■ **Your instructions**: Everything in the entries below except the pictures must be returned exactly.

** Opening Recorded data block **

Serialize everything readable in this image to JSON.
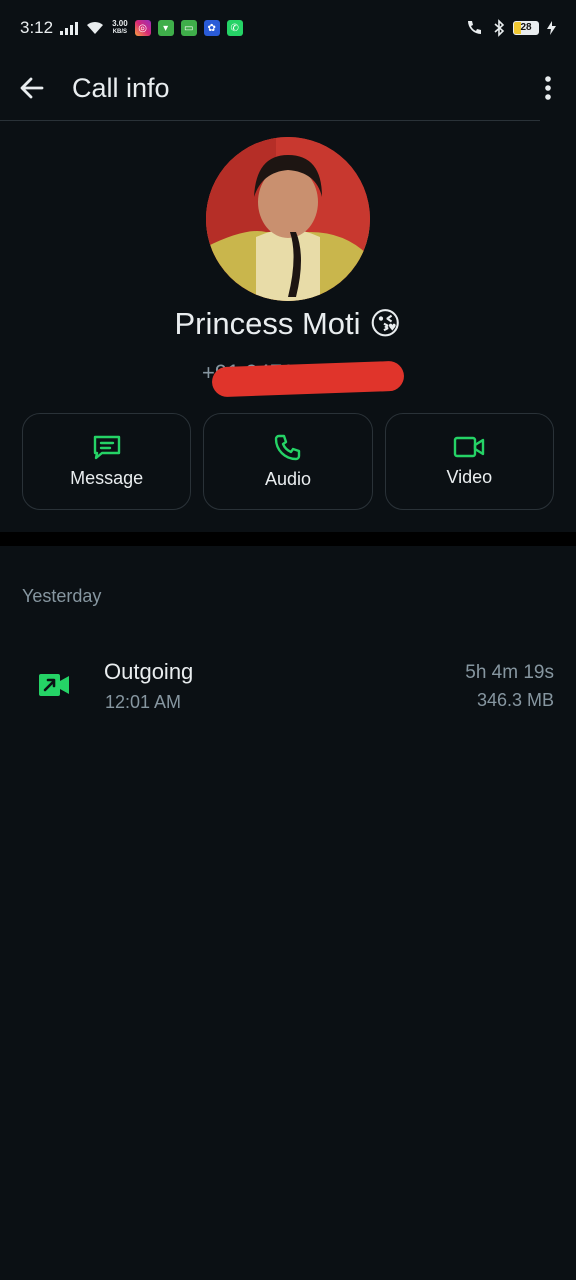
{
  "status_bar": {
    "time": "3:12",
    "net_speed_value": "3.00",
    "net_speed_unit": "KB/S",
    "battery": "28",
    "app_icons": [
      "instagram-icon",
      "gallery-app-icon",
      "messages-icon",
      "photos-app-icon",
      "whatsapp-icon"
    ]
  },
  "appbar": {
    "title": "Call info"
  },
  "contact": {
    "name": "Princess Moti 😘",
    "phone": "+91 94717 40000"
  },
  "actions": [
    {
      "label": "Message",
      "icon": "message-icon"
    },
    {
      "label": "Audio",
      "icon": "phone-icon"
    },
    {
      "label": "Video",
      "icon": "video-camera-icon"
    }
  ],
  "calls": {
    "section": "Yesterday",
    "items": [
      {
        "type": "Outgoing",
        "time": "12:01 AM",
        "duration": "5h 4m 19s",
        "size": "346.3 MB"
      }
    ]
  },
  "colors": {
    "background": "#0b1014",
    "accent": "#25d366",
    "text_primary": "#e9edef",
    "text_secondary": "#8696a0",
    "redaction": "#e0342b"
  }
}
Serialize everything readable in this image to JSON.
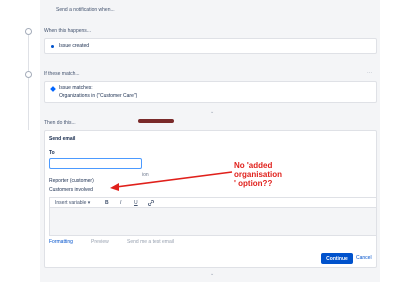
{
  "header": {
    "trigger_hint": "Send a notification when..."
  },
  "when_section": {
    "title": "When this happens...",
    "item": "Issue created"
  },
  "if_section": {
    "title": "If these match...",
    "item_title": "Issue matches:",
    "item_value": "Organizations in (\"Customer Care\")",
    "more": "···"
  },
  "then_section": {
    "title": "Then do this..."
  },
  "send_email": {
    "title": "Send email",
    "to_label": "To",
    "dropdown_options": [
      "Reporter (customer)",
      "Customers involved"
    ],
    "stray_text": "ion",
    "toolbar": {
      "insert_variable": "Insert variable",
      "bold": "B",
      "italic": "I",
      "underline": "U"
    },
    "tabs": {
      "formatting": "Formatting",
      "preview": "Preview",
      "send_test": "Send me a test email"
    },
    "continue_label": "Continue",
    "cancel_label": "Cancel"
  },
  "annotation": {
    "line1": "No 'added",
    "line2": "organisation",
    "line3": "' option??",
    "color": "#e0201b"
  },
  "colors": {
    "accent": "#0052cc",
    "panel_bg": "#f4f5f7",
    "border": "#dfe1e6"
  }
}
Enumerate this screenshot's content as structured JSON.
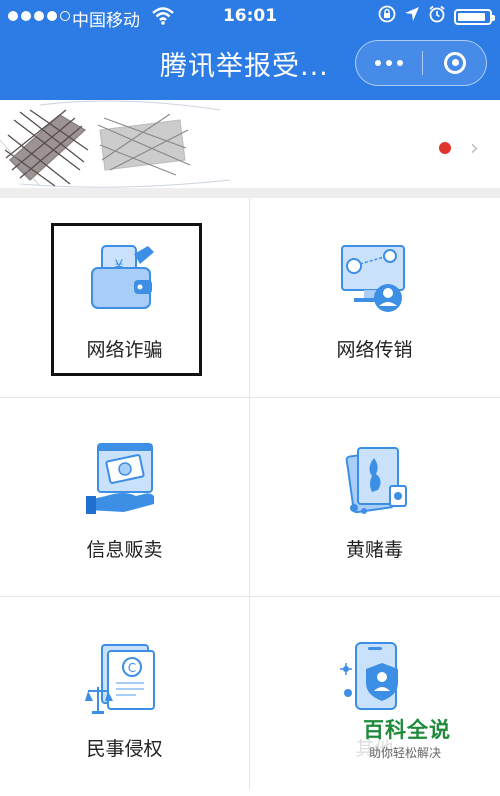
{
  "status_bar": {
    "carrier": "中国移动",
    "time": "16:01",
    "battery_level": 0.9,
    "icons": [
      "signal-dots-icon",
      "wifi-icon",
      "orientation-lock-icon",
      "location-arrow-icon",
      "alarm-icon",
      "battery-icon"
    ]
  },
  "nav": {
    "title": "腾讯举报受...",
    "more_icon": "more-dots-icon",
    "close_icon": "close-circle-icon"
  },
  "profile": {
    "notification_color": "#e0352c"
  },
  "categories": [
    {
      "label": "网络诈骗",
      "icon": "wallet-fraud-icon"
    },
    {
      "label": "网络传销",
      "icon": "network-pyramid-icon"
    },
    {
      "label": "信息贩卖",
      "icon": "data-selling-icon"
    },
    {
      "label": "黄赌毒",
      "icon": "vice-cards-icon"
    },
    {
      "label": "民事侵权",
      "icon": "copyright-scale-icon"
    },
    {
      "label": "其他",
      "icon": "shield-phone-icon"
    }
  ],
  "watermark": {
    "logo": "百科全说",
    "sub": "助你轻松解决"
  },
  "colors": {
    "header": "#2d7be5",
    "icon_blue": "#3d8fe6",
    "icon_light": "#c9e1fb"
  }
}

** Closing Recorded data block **

■ **Answer section**:
Serialize everything readable in this image to JSON.
{
  "status_bar": {
    "time": "3:12",
    "net_speed_value": "3.00",
    "net_speed_unit": "KB/S",
    "battery": "28",
    "app_icons": [
      "instagram-icon",
      "gallery-app-icon",
      "messages-icon",
      "photos-app-icon",
      "whatsapp-icon"
    ]
  },
  "appbar": {
    "title": "Call info"
  },
  "contact": {
    "name": "Princess Moti 😘",
    "phone": "+91 94717 40000"
  },
  "actions": [
    {
      "label": "Message",
      "icon": "message-icon"
    },
    {
      "label": "Audio",
      "icon": "phone-icon"
    },
    {
      "label": "Video",
      "icon": "video-camera-icon"
    }
  ],
  "calls": {
    "section": "Yesterday",
    "items": [
      {
        "type": "Outgoing",
        "time": "12:01 AM",
        "duration": "5h 4m 19s",
        "size": "346.3 MB"
      }
    ]
  },
  "colors": {
    "background": "#0b1014",
    "accent": "#25d366",
    "text_primary": "#e9edef",
    "text_secondary": "#8696a0",
    "redaction": "#e0342b"
  }
}
Serialize everything readable in this image to JSON.
{
  "header": {
    "trigger_hint": "Send a notification when..."
  },
  "when_section": {
    "title": "When this happens...",
    "item": "Issue created"
  },
  "if_section": {
    "title": "If these match...",
    "item_title": "Issue matches:",
    "item_value": "Organizations in (\"Customer Care\")",
    "more": "···"
  },
  "then_section": {
    "title": "Then do this..."
  },
  "send_email": {
    "title": "Send email",
    "to_label": "To",
    "dropdown_options": [
      "Reporter (customer)",
      "Customers involved"
    ],
    "stray_text": "ion",
    "toolbar": {
      "insert_variable": "Insert variable",
      "bold": "B",
      "italic": "I",
      "underline": "U"
    },
    "tabs": {
      "formatting": "Formatting",
      "preview": "Preview",
      "send_test": "Send me a test email"
    },
    "continue_label": "Continue",
    "cancel_label": "Cancel"
  },
  "annotation": {
    "line1": "No 'added",
    "line2": "organisation",
    "line3": "' option??",
    "color": "#e0201b"
  },
  "colors": {
    "accent": "#0052cc",
    "panel_bg": "#f4f5f7",
    "border": "#dfe1e6"
  }
}
Enumerate this screenshot's content as structured JSON.
{
  "status_bar": {
    "carrier": "中国移动",
    "time": "16:01",
    "battery_level": 0.9,
    "icons": [
      "signal-dots-icon",
      "wifi-icon",
      "orientation-lock-icon",
      "location-arrow-icon",
      "alarm-icon",
      "battery-icon"
    ]
  },
  "nav": {
    "title": "腾讯举报受...",
    "more_icon": "more-dots-icon",
    "close_icon": "close-circle-icon"
  },
  "profile": {
    "notification_color": "#e0352c"
  },
  "categories": [
    {
      "label": "网络诈骗",
      "icon": "wallet-fraud-icon"
    },
    {
      "label": "网络传销",
      "icon": "network-pyramid-icon"
    },
    {
      "label": "信息贩卖",
      "icon": "data-selling-icon"
    },
    {
      "label": "黄赌毒",
      "icon": "vice-cards-icon"
    },
    {
      "label": "民事侵权",
      "icon": "copyright-scale-icon"
    },
    {
      "label": "其他",
      "icon": "shield-phone-icon"
    }
  ],
  "watermark": {
    "logo": "百科全说",
    "sub": "助你轻松解决"
  },
  "colors": {
    "header": "#2d7be5",
    "icon_blue": "#3d8fe6",
    "icon_light": "#c9e1fb"
  }
}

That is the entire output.